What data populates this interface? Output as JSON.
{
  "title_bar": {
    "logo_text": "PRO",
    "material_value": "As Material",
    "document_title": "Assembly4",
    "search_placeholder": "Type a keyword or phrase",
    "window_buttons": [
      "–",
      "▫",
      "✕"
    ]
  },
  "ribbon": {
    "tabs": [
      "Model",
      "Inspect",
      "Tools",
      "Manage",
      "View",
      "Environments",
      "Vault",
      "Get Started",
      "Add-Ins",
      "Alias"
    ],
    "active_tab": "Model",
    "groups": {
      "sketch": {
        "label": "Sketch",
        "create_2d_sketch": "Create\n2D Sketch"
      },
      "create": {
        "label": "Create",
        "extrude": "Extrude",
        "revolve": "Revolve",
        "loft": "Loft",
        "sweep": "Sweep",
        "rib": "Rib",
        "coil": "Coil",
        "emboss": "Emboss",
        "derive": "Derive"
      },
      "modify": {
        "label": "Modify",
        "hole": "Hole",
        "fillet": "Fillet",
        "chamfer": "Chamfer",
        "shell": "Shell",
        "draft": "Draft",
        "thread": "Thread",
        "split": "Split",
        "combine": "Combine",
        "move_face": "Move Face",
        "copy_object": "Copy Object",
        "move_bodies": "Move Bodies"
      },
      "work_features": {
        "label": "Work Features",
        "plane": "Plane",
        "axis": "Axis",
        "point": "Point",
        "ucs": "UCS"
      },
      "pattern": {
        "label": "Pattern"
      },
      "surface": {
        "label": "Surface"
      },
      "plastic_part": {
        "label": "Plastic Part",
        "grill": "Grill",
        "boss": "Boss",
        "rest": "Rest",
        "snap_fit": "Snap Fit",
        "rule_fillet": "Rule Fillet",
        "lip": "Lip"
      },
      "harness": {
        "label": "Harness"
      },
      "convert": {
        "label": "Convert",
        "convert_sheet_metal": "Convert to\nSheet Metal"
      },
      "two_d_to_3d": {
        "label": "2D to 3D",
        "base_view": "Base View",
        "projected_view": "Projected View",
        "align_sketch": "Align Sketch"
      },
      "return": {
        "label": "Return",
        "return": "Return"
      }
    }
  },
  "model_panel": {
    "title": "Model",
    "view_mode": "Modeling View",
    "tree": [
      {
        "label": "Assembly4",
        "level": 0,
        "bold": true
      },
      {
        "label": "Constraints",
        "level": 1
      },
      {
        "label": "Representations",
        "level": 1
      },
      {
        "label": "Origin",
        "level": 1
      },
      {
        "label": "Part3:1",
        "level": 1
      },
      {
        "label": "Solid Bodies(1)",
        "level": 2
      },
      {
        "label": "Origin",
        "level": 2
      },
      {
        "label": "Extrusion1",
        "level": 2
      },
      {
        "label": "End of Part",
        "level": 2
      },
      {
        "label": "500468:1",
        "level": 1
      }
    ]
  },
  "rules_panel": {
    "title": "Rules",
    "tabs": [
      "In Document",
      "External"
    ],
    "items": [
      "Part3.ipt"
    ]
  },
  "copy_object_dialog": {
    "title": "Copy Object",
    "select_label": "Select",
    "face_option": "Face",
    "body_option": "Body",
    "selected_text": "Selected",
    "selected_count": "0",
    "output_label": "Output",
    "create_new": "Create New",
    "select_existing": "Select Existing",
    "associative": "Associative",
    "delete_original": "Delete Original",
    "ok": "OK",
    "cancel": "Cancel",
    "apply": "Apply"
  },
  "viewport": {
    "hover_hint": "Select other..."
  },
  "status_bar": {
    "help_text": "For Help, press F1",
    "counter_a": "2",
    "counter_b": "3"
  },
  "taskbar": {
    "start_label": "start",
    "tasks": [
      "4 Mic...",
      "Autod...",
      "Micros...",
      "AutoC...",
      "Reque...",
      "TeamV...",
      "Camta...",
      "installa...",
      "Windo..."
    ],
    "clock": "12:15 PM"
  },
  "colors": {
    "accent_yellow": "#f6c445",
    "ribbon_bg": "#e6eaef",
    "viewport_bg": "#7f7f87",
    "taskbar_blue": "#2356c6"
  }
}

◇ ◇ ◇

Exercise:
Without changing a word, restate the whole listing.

Response below:
What data populates this interface? Output as JSON.
{
  "title_bar": {
    "logo_text": "PRO",
    "material_value": "As Material",
    "document_title": "Assembly4",
    "search_placeholder": "Type a keyword or phrase",
    "window_buttons": [
      "–",
      "▫",
      "✕"
    ]
  },
  "ribbon": {
    "tabs": [
      "Model",
      "Inspect",
      "Tools",
      "Manage",
      "View",
      "Environments",
      "Vault",
      "Get Started",
      "Add-Ins",
      "Alias"
    ],
    "active_tab": "Model",
    "groups": {
      "sketch": {
        "label": "Sketch",
        "create_2d_sketch": "Create\n2D Sketch"
      },
      "create": {
        "label": "Create",
        "extrude": "Extrude",
        "revolve": "Revolve",
        "loft": "Loft",
        "sweep": "Sweep",
        "rib": "Rib",
        "coil": "Coil",
        "emboss": "Emboss",
        "derive": "Derive"
      },
      "modify": {
        "label": "Modify",
        "hole": "Hole",
        "fillet": "Fillet",
        "chamfer": "Chamfer",
        "shell": "Shell",
        "draft": "Draft",
        "thread": "Thread",
        "split": "Split",
        "combine": "Combine",
        "move_face": "Move Face",
        "copy_object": "Copy Object",
        "move_bodies": "Move Bodies"
      },
      "work_features": {
        "label": "Work Features",
        "plane": "Plane",
        "axis": "Axis",
        "point": "Point",
        "ucs": "UCS"
      },
      "pattern": {
        "label": "Pattern"
      },
      "surface": {
        "label": "Surface"
      },
      "plastic_part": {
        "label": "Plastic Part",
        "grill": "Grill",
        "boss": "Boss",
        "rest": "Rest",
        "snap_fit": "Snap Fit",
        "rule_fillet": "Rule Fillet",
        "lip": "Lip"
      },
      "harness": {
        "label": "Harness"
      },
      "convert": {
        "label": "Convert",
        "convert_sheet_metal": "Convert to\nSheet Metal"
      },
      "two_d_to_3d": {
        "label": "2D to 3D",
        "base_view": "Base View",
        "projected_view": "Projected View",
        "align_sketch": "Align Sketch"
      },
      "return": {
        "label": "Return",
        "return": "Return"
      }
    }
  },
  "model_panel": {
    "title": "Model",
    "view_mode": "Modeling View",
    "tree": [
      {
        "label": "Assembly4",
        "level": 0,
        "bold": true
      },
      {
        "label": "Constraints",
        "level": 1
      },
      {
        "label": "Representations",
        "level": 1
      },
      {
        "label": "Origin",
        "level": 1
      },
      {
        "label": "Part3:1",
        "level": 1
      },
      {
        "label": "Solid Bodies(1)",
        "level": 2
      },
      {
        "label": "Origin",
        "level": 2
      },
      {
        "label": "Extrusion1",
        "level": 2
      },
      {
        "label": "End of Part",
        "level": 2
      },
      {
        "label": "500468:1",
        "level": 1
      }
    ]
  },
  "rules_panel": {
    "title": "Rules",
    "tabs": [
      "In Document",
      "External"
    ],
    "items": [
      "Part3.ipt"
    ]
  },
  "copy_object_dialog": {
    "title": "Copy Object",
    "select_label": "Select",
    "face_option": "Face",
    "body_option": "Body",
    "selected_text": "Selected",
    "selected_count": "0",
    "output_label": "Output",
    "create_new": "Create New",
    "select_existing": "Select Existing",
    "associative": "Associative",
    "delete_original": "Delete Original",
    "ok": "OK",
    "cancel": "Cancel",
    "apply": "Apply"
  },
  "viewport": {
    "hover_hint": "Select other..."
  },
  "status_bar": {
    "help_text": "For Help, press F1",
    "counter_a": "2",
    "counter_b": "3"
  },
  "taskbar": {
    "start_label": "start",
    "tasks": [
      "4 Mic...",
      "Autod...",
      "Micros...",
      "AutoC...",
      "Reque...",
      "TeamV...",
      "Camta...",
      "installa...",
      "Windo..."
    ],
    "clock": "12:15 PM"
  },
  "colors": {
    "accent_yellow": "#f6c445",
    "ribbon_bg": "#e6eaef",
    "viewport_bg": "#7f7f87",
    "taskbar_blue": "#2356c6"
  }
}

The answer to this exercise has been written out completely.